Exercise
Your answer must be every line of the data that contains "this".

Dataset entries
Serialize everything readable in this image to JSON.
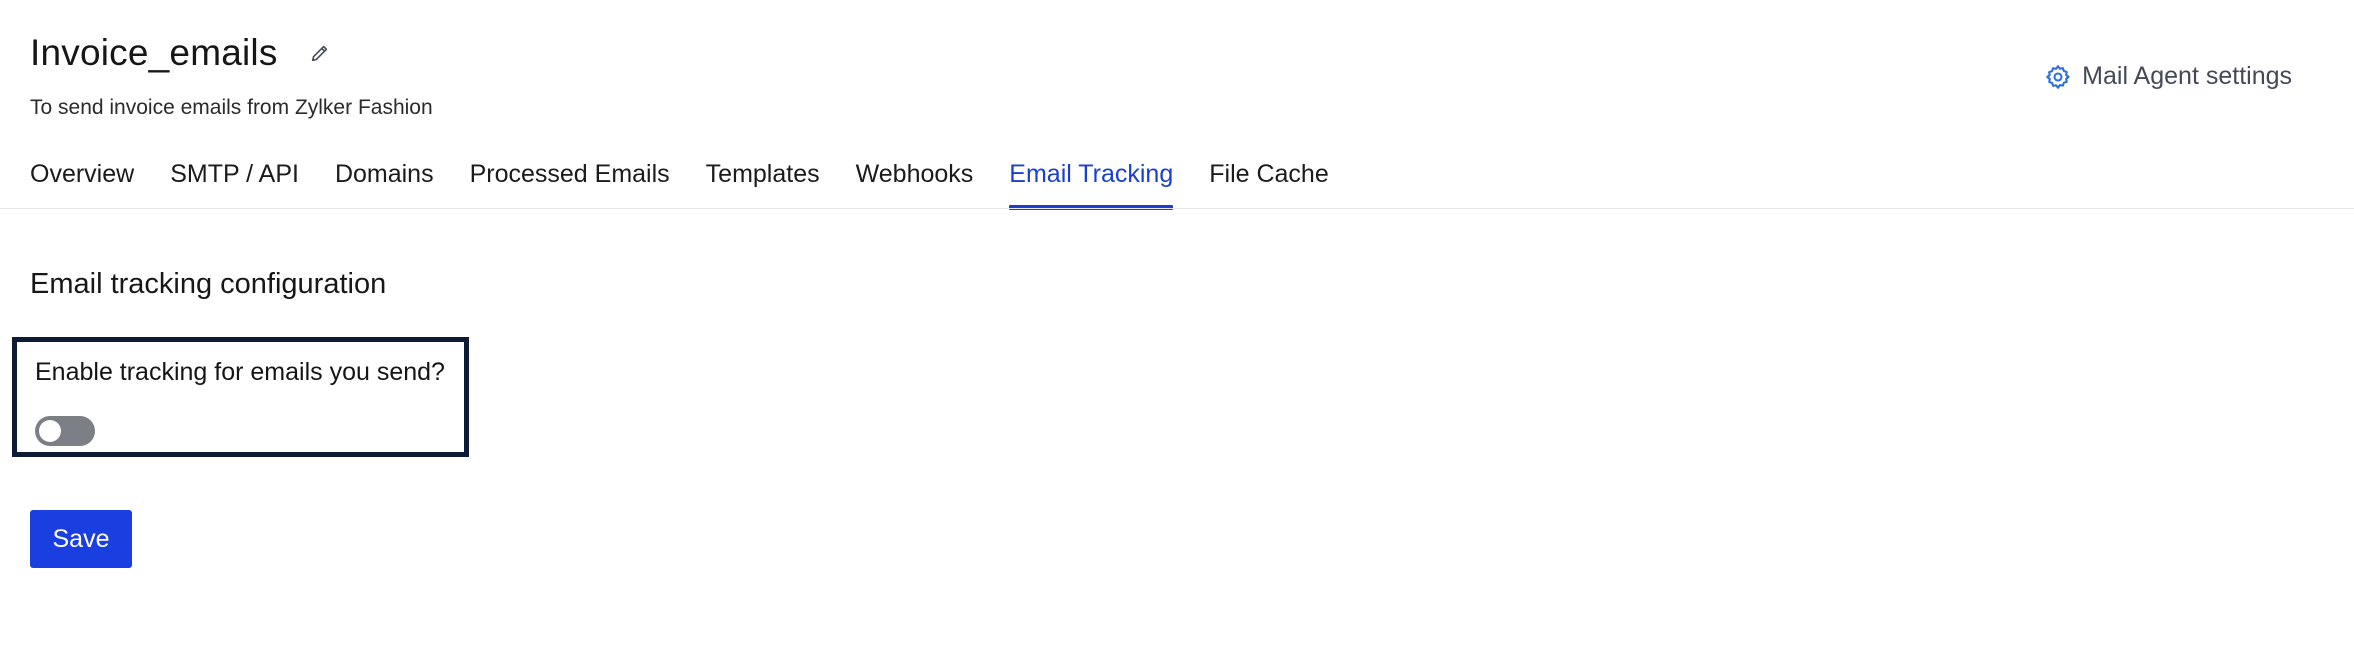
{
  "header": {
    "title": "Invoice_emails",
    "subtitle": "To send invoice emails from Zylker Fashion",
    "edit_icon": "pencil-icon",
    "settings_label": "Mail Agent settings",
    "settings_icon": "gear-icon"
  },
  "tabs": [
    {
      "label": "Overview",
      "active": false
    },
    {
      "label": "SMTP / API",
      "active": false
    },
    {
      "label": "Domains",
      "active": false
    },
    {
      "label": "Processed Emails",
      "active": false
    },
    {
      "label": "Templates",
      "active": false
    },
    {
      "label": "Webhooks",
      "active": false
    },
    {
      "label": "Email Tracking",
      "active": true
    },
    {
      "label": "File Cache",
      "active": false
    }
  ],
  "main": {
    "section_title": "Email tracking configuration",
    "tracking_question": "Enable tracking for emails you send?",
    "tracking_enabled": false,
    "save_label": "Save"
  },
  "colors": {
    "accent": "#1a3fd0",
    "button": "#1a3fe0",
    "toggle_off": "#7c7f86",
    "highlight_border": "#0d1b35"
  }
}
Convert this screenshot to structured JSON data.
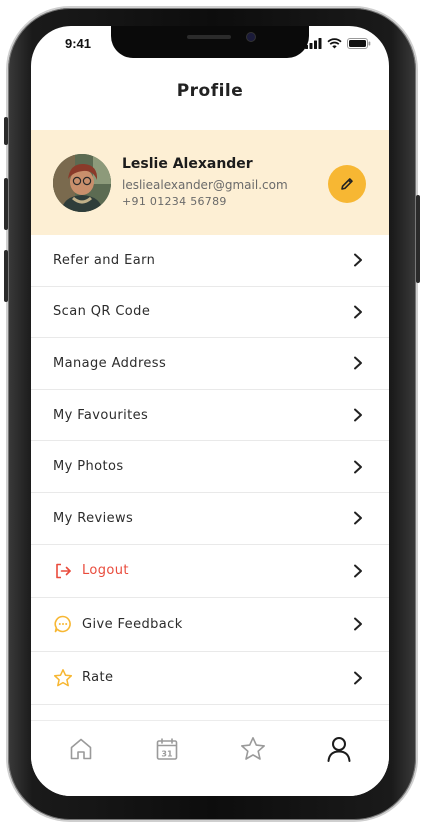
{
  "status_bar": {
    "time": "9:41"
  },
  "header": {
    "title": "Profile"
  },
  "profile": {
    "name": "Leslie Alexander",
    "email": "lesliealexander@gmail.com",
    "phone": "+91 01234 56789"
  },
  "menu": {
    "items": [
      {
        "label": "Refer and Earn"
      },
      {
        "label": "Scan QR Code"
      },
      {
        "label": "Manage Address"
      },
      {
        "label": "My Favourites"
      },
      {
        "label": "My Photos"
      },
      {
        "label": "My Reviews"
      },
      {
        "label": "Logout",
        "icon": "logout-icon"
      },
      {
        "label": "Give Feedback",
        "icon": "chat-bubble-icon"
      },
      {
        "label": "Rate",
        "icon": "star-icon"
      }
    ]
  },
  "tabbar": {
    "tabs": [
      {
        "icon": "home-icon",
        "active": false
      },
      {
        "icon": "calendar-icon",
        "label": "31",
        "active": false
      },
      {
        "icon": "star-icon",
        "active": false
      },
      {
        "icon": "user-icon",
        "active": true
      }
    ]
  },
  "colors": {
    "accent": "#f7b733",
    "profile_bg": "#fdefd4",
    "logout_red": "#e94b3c",
    "inactive_icon": "#9a9a9a"
  }
}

Expected output
Serialize everything readable in this image to JSON.
Convert this screenshot to structured JSON data.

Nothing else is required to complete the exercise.